The task
For each line below that contains the word "fraction", make a copy.

Input for this task below:

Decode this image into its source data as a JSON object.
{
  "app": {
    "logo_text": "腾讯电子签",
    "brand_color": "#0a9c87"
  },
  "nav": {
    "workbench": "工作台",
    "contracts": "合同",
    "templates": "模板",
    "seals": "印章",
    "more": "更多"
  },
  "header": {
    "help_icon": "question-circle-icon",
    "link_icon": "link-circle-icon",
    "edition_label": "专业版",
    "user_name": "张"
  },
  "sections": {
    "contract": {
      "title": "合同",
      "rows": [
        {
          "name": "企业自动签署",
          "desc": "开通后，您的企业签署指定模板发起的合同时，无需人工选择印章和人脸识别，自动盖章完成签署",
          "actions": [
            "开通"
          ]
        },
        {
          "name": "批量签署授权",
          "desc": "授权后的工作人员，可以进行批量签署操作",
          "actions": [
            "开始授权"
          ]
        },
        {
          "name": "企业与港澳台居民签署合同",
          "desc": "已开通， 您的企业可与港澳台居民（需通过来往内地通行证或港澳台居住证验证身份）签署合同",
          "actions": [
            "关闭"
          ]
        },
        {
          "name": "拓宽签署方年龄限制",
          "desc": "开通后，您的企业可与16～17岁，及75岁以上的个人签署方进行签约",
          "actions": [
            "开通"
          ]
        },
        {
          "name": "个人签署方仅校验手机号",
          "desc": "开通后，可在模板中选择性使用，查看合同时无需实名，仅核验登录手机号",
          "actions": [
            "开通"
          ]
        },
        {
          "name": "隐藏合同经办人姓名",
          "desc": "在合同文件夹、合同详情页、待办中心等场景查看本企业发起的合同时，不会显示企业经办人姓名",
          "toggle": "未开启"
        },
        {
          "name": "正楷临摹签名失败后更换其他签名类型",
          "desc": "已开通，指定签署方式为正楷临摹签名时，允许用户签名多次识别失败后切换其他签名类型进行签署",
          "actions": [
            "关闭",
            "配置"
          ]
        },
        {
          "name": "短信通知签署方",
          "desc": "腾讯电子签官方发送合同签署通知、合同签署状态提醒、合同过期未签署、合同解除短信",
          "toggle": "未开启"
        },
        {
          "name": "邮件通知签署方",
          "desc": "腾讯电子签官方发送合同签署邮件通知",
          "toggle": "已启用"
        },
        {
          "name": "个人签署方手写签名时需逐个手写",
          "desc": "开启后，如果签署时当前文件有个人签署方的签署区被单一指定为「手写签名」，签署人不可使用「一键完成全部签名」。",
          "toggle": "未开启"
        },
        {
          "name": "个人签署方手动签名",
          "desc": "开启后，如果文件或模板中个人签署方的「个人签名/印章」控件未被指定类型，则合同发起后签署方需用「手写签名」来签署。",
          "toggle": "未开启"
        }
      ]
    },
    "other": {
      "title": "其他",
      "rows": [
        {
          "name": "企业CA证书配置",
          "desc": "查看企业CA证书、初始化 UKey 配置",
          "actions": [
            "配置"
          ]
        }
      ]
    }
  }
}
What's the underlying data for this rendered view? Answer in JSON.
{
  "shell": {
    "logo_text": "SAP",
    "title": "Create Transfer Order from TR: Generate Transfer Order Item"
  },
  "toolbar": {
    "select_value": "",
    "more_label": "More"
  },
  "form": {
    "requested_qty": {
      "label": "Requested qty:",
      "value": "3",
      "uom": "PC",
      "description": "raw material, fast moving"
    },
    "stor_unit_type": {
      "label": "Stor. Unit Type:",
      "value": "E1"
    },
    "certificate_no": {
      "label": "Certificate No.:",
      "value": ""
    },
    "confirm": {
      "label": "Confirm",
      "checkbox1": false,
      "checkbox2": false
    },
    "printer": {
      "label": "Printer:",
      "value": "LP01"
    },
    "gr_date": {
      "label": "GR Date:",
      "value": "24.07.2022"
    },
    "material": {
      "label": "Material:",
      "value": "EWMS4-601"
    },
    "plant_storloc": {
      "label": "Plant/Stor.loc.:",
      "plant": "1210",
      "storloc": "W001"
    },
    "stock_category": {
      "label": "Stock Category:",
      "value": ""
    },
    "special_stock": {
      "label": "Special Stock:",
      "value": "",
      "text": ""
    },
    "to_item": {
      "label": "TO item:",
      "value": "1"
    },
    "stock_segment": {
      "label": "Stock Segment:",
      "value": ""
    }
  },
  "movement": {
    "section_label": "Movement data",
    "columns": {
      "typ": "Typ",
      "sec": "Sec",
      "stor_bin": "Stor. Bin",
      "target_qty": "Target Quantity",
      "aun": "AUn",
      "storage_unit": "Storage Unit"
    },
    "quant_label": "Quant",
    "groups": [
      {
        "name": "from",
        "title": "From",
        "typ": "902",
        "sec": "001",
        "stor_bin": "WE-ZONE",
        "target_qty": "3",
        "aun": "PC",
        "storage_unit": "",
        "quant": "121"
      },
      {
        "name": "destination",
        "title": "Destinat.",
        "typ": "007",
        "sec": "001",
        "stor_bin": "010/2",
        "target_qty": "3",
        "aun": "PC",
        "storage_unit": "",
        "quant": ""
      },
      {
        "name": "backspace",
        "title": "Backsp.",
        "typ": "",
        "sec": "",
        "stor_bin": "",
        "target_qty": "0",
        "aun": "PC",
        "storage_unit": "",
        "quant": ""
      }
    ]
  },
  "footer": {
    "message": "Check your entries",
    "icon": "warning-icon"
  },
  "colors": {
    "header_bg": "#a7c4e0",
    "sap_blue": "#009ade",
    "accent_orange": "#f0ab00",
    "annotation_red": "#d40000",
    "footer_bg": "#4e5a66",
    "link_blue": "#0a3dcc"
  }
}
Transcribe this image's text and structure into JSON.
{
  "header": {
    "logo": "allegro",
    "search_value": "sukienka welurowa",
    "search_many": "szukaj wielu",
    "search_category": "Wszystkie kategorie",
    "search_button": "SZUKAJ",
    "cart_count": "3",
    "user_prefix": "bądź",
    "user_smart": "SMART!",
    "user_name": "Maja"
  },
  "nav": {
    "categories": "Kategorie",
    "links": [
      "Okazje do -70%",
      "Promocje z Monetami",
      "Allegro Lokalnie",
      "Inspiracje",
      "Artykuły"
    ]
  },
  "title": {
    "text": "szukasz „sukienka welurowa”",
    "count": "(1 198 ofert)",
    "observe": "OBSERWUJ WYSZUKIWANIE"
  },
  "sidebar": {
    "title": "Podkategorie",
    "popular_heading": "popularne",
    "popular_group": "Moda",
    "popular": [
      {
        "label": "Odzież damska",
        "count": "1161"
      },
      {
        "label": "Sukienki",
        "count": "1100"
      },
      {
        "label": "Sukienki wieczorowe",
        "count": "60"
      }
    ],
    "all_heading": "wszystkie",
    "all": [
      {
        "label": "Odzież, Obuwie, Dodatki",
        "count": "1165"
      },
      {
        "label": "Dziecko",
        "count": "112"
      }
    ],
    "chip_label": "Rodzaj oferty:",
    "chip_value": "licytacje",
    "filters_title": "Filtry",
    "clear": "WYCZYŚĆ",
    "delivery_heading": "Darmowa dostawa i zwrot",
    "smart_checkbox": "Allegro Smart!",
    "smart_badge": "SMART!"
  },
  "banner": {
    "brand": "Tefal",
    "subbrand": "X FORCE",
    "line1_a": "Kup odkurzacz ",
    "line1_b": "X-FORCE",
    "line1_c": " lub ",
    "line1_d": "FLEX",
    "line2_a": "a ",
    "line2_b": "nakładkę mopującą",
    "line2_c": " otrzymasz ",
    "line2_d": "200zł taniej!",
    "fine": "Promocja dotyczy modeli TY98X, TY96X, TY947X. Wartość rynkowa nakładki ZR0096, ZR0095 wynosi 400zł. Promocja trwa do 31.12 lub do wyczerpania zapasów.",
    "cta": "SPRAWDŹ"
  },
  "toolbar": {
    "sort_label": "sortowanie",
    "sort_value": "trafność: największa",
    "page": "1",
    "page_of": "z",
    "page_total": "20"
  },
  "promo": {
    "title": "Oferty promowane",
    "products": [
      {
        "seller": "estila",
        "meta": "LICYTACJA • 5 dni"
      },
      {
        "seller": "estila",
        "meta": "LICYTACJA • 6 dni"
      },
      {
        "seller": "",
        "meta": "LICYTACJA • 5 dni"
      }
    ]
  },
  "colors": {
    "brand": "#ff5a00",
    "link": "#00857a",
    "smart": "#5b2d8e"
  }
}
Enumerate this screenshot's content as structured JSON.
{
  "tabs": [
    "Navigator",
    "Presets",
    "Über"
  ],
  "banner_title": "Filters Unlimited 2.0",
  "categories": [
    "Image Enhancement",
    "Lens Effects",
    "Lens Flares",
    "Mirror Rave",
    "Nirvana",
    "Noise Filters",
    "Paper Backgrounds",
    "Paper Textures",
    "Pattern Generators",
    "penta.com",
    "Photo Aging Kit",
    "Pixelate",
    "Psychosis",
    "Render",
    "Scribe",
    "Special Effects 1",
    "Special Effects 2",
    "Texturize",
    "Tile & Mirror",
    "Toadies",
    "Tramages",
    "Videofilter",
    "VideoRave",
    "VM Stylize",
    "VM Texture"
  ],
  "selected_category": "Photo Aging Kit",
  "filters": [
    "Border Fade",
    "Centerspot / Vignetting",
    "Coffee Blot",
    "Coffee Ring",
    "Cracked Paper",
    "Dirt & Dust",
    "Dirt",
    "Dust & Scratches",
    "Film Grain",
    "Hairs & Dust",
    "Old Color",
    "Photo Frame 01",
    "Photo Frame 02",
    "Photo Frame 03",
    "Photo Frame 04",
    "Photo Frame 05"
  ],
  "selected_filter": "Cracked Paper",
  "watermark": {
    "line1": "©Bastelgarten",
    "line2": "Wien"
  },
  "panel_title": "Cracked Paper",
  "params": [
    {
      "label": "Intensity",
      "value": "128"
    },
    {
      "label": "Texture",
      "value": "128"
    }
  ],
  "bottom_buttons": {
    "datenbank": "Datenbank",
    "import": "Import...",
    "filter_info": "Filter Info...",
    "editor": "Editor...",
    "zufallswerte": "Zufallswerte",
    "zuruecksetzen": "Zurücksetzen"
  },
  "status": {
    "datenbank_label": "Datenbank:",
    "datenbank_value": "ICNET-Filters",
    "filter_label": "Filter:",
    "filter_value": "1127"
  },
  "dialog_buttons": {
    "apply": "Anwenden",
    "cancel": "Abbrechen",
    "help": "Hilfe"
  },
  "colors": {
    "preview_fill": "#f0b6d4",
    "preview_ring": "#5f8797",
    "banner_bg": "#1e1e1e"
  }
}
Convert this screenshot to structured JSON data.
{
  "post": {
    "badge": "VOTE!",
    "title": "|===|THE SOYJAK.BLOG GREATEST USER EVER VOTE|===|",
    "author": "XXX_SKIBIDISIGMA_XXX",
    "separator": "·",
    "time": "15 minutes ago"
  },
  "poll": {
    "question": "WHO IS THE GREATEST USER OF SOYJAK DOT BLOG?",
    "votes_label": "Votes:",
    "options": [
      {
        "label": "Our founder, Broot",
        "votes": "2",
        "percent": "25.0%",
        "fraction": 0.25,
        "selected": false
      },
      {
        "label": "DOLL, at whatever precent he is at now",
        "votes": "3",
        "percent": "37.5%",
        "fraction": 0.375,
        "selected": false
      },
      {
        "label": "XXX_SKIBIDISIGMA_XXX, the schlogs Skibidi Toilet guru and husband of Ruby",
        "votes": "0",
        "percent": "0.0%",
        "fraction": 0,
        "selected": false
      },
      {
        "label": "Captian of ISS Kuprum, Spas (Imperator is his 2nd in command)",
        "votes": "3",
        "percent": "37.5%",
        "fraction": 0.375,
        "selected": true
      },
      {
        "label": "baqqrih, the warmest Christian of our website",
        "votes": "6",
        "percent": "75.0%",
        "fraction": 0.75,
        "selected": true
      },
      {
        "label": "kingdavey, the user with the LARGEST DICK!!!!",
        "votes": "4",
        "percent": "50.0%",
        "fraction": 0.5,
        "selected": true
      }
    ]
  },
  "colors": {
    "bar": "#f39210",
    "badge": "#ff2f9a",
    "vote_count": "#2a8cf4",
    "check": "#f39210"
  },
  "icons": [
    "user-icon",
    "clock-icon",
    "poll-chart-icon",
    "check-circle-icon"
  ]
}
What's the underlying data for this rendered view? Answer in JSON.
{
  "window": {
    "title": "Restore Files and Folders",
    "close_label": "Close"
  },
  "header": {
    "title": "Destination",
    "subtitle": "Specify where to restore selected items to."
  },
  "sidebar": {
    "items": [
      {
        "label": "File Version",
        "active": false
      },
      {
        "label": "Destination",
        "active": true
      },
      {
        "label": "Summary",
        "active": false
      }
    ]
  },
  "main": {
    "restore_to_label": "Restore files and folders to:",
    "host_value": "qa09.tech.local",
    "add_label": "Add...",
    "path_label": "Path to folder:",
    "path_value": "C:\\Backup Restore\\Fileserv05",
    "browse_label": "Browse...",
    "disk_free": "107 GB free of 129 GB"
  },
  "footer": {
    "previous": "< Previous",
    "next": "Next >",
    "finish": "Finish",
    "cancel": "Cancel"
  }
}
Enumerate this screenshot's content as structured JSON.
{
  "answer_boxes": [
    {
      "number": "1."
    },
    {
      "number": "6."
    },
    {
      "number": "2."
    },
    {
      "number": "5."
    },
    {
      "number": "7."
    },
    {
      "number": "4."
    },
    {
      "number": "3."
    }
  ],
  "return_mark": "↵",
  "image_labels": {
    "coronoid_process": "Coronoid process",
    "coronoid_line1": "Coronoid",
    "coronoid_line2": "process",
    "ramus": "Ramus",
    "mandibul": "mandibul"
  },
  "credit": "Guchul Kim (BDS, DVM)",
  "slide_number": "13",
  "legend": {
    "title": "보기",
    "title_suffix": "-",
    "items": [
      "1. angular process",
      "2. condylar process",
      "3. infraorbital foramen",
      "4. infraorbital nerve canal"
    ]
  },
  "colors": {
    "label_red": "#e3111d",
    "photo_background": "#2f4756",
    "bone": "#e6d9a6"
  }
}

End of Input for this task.

Reply to the exercise
        "fraction": 0.25,
        "fraction": 0.375,
        "fraction": 0,
        "fraction": 0.375,
        "fraction": 0.75,
        "fraction": 0.5,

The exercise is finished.